|With Larry Brooks in Portland|
This weekend I attended the Willamette Writers Conference in Portland. The conference is for screenwriters and writers. All of the speakers offered a plethora of information in an engaging way. I learned so much from pros like Hallie Ephron, Eileen Cook, Gordy Hoffman and Luke Ryan. My only regret: that I couldn't attend every workshop.
This was the first conference I ever attended and all I can say is, wow. Huge value. Huge. My head is swimming with knowledge, ideas and lists of books to read by these great authors and teachers. And as for all the wonderful people I met, are all the people in Portland this nice?
The reason I signed up to go to Portland was to meet the King of Craft himself (in my humble opinion), Larry Brooks. Larry was teaching three days of story craft and after reading his books, Story Engineering and Story Physics; I knew I had to see him in person to thank him for making my dream of getting published a reality.
Rewind to three years ago. After finishing my manuscript and landing a superb literary agent I read Story Engineering and cried. I mean, had I known these core principles of story structure before writing my book it would have been so much better and saleable.
I looked at my manuscript with dismay and disappointment, had I only known...
Then I got a call from my agent, a publisher liked the premise but my book needed a complete re-write. A re-write? Where do I start? I asked. Page one, she said. Gulp.
Normally this is when most writers would reach for the bottle, I just reached for a king sized chocolate bar. But I also did a happy dance while gulping down said chocolate bar because now I could write my story using the principles I had learned and I knew it would be kick-ass.
Nine months later (and a few hundred chocolate bars later) my script went back to the publisher and by the end of the weekend, yes, it was Sunday, I was signing my first contract (and starting a diet). Thank you Larry Brooks. Not only that but NO major re-writes and nearly no edits, it was relatively painless (no chocolate required).

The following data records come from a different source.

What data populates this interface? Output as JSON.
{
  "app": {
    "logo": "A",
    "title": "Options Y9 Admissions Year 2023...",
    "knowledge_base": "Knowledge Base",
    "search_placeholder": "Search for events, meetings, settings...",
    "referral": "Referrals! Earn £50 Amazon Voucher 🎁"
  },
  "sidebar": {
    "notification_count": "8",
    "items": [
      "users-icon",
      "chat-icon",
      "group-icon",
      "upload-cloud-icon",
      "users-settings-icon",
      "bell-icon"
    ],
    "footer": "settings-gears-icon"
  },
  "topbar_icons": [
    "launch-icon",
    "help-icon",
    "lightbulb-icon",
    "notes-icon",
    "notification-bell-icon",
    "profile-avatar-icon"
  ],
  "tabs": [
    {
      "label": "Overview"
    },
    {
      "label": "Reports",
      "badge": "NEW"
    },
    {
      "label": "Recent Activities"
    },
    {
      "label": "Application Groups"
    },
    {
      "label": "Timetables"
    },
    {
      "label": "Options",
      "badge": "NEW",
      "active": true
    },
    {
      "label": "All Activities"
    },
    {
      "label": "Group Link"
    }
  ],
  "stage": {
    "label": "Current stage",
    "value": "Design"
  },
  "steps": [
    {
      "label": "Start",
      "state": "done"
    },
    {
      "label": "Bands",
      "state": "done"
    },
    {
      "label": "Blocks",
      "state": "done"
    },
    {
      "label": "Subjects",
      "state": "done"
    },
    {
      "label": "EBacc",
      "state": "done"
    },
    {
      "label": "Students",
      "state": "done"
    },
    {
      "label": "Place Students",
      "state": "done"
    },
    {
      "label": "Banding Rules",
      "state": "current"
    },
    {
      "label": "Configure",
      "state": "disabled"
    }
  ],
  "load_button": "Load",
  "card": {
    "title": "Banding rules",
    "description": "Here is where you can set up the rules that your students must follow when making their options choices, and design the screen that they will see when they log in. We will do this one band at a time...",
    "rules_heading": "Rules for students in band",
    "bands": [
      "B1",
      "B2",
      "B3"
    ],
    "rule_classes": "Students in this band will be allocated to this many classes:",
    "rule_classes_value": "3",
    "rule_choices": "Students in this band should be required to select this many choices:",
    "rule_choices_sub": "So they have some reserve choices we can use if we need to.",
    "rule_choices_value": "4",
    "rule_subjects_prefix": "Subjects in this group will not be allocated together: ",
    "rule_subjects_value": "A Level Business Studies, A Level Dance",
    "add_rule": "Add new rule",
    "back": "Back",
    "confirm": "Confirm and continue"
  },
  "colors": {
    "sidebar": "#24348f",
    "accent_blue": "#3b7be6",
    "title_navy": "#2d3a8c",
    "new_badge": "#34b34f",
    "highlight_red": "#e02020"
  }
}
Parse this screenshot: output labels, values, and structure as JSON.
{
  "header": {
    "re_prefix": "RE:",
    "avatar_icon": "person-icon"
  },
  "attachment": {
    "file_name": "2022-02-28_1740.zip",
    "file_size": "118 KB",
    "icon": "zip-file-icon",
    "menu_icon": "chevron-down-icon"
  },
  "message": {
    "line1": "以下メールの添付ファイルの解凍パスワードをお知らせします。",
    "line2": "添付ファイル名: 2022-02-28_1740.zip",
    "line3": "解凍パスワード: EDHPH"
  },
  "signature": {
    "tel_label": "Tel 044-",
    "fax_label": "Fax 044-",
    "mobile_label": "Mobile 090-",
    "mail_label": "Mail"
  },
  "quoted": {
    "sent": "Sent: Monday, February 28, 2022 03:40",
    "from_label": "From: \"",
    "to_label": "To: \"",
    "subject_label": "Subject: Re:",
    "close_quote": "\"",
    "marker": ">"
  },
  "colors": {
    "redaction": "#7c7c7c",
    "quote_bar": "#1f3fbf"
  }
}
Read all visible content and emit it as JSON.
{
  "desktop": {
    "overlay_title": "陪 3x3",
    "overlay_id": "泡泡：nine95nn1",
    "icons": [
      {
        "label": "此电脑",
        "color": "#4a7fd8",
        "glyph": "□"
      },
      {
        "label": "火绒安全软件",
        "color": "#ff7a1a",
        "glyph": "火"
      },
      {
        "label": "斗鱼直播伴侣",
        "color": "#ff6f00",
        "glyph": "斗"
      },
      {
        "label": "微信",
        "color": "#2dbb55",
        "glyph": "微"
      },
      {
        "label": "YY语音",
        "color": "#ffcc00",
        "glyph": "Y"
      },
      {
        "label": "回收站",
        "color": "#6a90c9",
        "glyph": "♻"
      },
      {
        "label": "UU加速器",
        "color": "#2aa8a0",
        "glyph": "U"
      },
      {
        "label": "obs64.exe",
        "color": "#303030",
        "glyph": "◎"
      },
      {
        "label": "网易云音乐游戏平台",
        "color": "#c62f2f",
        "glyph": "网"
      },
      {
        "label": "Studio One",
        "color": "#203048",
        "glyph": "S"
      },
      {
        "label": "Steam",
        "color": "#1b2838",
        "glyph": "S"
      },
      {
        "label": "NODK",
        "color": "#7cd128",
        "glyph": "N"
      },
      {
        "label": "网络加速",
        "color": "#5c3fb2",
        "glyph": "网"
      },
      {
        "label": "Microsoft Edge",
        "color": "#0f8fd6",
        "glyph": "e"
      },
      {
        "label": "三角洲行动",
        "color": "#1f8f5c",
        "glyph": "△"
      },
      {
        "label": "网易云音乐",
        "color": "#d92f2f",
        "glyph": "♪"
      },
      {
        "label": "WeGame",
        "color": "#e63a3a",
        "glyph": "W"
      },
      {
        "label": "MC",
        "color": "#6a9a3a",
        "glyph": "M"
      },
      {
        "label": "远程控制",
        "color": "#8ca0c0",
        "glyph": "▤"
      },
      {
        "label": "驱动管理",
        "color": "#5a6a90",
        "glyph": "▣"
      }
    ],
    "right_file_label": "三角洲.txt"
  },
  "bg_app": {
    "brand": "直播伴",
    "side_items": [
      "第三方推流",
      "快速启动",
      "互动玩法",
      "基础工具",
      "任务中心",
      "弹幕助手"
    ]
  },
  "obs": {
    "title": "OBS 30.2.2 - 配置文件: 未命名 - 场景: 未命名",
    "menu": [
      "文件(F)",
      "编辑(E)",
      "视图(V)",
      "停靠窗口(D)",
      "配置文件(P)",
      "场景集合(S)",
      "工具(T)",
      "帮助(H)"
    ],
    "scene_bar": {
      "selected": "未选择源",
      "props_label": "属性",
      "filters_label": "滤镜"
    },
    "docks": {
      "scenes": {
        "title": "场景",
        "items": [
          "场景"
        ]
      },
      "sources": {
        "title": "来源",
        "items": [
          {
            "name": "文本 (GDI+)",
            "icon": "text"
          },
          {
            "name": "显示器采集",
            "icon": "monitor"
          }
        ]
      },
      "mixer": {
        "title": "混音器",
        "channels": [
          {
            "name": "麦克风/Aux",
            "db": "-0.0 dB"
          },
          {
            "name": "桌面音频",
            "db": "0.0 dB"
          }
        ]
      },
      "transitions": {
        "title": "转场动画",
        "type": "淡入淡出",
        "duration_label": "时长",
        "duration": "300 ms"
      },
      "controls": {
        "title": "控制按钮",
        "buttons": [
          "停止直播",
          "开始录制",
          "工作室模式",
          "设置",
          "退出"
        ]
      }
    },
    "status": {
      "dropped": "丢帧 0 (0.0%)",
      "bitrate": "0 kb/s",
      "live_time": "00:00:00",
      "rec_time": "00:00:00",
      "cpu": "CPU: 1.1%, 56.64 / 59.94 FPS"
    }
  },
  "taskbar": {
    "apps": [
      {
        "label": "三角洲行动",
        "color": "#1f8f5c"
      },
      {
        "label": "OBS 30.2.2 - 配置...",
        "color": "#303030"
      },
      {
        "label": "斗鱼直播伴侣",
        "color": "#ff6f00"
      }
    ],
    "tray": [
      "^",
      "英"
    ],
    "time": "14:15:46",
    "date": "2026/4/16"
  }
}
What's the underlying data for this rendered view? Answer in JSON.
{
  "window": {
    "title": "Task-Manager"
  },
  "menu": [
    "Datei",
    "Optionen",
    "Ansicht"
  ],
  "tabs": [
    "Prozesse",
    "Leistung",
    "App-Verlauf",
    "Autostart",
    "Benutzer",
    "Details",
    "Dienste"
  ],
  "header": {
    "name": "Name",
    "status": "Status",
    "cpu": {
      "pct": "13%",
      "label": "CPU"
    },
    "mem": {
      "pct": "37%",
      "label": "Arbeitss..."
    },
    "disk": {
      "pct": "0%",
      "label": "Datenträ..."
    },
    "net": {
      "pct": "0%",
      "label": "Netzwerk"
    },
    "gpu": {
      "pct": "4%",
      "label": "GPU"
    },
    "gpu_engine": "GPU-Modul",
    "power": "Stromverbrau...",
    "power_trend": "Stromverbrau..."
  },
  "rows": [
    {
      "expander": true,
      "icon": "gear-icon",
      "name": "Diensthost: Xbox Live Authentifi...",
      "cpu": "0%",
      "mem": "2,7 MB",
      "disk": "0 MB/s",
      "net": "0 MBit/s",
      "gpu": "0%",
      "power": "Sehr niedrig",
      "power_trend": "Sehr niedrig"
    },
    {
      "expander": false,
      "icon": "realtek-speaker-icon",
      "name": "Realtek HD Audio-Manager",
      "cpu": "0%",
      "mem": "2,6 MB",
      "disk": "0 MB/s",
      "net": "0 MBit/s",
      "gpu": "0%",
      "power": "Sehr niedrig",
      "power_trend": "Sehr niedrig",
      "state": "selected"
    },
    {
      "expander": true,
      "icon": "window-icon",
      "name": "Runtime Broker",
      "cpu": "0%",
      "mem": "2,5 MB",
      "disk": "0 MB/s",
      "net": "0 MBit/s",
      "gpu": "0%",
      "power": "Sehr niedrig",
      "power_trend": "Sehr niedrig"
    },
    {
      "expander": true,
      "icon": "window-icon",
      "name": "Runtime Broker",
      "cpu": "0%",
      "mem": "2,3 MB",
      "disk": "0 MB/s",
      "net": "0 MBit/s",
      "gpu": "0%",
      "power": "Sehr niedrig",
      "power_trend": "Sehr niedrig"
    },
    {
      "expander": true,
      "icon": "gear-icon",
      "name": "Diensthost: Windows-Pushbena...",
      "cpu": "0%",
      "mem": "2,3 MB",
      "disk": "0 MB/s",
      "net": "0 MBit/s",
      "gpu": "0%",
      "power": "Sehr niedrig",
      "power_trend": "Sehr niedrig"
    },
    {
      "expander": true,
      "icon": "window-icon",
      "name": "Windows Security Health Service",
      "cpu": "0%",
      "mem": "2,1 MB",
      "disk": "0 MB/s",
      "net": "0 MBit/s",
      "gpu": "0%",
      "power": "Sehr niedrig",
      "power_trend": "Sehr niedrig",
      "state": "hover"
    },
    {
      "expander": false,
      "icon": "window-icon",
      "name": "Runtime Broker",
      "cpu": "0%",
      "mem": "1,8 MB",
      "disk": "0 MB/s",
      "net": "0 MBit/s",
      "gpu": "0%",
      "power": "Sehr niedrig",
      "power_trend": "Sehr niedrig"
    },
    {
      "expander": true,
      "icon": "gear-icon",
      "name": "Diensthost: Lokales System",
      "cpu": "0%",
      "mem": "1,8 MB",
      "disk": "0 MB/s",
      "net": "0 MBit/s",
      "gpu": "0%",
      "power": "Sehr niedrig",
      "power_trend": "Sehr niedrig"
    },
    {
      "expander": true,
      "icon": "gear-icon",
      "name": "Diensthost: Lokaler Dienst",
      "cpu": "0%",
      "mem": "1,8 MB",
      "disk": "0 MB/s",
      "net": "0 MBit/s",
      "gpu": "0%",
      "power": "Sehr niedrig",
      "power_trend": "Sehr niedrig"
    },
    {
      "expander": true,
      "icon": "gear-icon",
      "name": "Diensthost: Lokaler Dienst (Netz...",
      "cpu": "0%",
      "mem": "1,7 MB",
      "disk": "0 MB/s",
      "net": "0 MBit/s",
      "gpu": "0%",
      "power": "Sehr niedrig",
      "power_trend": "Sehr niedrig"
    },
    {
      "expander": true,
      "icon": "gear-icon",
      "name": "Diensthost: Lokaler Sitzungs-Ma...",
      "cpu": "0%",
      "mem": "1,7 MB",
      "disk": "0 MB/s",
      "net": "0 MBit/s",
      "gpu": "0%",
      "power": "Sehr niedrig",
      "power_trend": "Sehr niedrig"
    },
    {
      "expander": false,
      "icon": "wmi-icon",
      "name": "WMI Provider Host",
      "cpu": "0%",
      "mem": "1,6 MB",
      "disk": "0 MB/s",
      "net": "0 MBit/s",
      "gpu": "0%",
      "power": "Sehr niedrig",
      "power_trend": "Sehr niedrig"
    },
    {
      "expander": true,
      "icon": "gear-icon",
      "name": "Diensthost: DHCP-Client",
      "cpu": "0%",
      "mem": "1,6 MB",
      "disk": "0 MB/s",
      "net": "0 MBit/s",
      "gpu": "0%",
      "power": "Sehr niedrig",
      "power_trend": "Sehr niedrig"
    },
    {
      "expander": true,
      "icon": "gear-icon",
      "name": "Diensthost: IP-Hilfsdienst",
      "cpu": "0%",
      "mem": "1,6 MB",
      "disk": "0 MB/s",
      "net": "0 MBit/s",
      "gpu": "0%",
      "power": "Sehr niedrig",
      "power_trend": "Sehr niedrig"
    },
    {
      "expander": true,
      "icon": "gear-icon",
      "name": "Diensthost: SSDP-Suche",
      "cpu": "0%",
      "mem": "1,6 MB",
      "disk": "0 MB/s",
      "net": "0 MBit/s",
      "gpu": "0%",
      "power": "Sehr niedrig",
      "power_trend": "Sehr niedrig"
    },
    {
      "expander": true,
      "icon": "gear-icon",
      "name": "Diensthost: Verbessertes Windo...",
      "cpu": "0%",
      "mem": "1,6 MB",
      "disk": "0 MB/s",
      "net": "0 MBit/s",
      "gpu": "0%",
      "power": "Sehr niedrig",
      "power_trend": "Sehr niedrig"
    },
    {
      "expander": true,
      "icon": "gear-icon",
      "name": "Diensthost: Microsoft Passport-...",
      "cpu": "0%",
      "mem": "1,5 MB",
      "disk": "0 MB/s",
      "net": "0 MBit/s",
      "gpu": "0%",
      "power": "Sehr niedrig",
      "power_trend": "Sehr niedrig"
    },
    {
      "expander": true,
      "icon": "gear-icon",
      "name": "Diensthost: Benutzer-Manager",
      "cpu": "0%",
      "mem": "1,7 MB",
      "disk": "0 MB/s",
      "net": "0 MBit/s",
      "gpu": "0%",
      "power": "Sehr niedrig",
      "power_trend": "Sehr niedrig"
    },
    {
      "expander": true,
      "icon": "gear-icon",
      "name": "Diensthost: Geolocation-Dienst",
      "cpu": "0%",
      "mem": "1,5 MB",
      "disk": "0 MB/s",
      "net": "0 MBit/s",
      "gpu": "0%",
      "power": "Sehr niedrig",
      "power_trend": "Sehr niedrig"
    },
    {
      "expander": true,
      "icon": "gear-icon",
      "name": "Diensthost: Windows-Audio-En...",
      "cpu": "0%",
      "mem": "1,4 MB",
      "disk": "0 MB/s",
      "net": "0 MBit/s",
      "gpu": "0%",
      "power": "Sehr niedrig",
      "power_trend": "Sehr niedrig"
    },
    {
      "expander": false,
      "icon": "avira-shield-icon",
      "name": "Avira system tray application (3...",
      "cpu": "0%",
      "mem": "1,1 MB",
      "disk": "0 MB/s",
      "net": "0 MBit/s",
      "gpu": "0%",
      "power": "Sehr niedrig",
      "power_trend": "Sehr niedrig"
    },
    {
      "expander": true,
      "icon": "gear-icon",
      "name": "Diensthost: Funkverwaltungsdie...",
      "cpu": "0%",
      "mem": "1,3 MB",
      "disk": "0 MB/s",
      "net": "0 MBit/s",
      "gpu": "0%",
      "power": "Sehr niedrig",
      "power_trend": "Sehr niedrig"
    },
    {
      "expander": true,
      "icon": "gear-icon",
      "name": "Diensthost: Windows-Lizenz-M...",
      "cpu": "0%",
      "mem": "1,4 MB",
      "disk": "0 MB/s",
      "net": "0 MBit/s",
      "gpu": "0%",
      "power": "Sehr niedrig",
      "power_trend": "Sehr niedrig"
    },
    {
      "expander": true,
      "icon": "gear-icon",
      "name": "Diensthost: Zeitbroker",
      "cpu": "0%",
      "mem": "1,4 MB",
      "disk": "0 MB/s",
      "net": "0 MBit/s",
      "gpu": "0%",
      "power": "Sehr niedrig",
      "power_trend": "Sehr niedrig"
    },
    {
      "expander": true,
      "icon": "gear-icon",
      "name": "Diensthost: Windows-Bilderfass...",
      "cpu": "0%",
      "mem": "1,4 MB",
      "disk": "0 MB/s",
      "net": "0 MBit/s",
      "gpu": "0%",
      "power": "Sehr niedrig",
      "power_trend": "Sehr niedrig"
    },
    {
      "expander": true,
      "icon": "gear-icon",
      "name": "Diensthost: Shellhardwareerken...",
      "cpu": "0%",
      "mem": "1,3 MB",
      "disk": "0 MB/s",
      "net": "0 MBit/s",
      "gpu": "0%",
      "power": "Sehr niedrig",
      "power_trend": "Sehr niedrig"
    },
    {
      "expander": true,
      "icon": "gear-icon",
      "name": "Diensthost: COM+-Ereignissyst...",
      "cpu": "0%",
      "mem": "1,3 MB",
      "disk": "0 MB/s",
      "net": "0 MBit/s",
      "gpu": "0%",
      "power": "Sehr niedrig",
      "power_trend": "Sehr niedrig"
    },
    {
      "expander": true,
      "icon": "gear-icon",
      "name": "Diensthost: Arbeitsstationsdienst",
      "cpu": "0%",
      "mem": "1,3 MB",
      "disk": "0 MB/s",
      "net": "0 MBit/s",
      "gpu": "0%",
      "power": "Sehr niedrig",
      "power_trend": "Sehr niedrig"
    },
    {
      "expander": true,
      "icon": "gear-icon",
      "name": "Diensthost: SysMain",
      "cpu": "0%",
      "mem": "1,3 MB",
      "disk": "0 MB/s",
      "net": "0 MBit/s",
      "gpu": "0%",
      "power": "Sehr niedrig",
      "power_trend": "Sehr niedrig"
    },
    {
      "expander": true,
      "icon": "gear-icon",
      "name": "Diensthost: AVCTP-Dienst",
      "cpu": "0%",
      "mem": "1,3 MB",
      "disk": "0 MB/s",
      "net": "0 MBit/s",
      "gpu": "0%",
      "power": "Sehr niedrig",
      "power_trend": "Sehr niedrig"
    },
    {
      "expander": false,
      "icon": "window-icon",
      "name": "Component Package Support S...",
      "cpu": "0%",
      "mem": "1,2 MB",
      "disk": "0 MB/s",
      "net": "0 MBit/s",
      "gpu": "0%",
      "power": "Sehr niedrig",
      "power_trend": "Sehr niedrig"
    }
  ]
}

So if you think your story could be better, or if you're wondering how to write that great story that's keeping you up at nights, I recommend reading Brooks' books, or at least reading his blog, and no, I don't get a commission.